(Records drawn from a dataset)

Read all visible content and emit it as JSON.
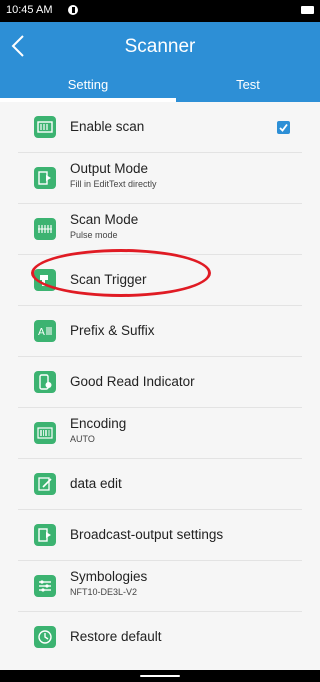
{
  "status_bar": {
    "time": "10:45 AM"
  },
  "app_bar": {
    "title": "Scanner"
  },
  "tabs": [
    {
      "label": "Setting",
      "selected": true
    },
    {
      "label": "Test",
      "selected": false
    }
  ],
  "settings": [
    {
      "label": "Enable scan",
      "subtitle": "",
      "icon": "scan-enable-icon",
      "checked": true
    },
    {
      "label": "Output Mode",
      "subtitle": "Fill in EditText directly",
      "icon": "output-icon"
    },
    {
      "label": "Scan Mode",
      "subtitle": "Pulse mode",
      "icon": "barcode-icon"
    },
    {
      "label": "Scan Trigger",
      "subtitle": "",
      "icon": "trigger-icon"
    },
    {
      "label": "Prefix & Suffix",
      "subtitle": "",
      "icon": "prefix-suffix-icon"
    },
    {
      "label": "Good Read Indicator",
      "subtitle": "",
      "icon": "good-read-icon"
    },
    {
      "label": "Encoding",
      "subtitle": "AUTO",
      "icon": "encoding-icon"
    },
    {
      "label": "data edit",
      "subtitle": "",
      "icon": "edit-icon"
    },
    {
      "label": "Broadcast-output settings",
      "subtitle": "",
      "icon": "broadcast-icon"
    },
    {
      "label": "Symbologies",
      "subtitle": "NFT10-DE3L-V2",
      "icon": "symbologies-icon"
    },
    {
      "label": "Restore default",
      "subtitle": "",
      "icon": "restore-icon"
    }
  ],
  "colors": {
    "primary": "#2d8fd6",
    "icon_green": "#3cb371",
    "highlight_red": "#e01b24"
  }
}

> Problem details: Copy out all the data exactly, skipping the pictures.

> Answer area:
Read all visible content and emit it as JSON.
{
  "status_bar": {
    "time": "10:45 AM"
  },
  "app_bar": {
    "title": "Scanner"
  },
  "tabs": [
    {
      "label": "Setting",
      "selected": true
    },
    {
      "label": "Test",
      "selected": false
    }
  ],
  "settings": [
    {
      "label": "Enable scan",
      "subtitle": "",
      "icon": "scan-enable-icon",
      "checked": true
    },
    {
      "label": "Output Mode",
      "subtitle": "Fill in EditText directly",
      "icon": "output-icon"
    },
    {
      "label": "Scan Mode",
      "subtitle": "Pulse mode",
      "icon": "barcode-icon"
    },
    {
      "label": "Scan Trigger",
      "subtitle": "",
      "icon": "trigger-icon"
    },
    {
      "label": "Prefix & Suffix",
      "subtitle": "",
      "icon": "prefix-suffix-icon"
    },
    {
      "label": "Good Read Indicator",
      "subtitle": "",
      "icon": "good-read-icon"
    },
    {
      "label": "Encoding",
      "subtitle": "AUTO",
      "icon": "encoding-icon"
    },
    {
      "label": "data edit",
      "subtitle": "",
      "icon": "edit-icon"
    },
    {
      "label": "Broadcast-output settings",
      "subtitle": "",
      "icon": "broadcast-icon"
    },
    {
      "label": "Symbologies",
      "subtitle": "NFT10-DE3L-V2",
      "icon": "symbologies-icon"
    },
    {
      "label": "Restore default",
      "subtitle": "",
      "icon": "restore-icon"
    }
  ],
  "colors": {
    "primary": "#2d8fd6",
    "icon_green": "#3cb371",
    "highlight_red": "#e01b24"
  }
}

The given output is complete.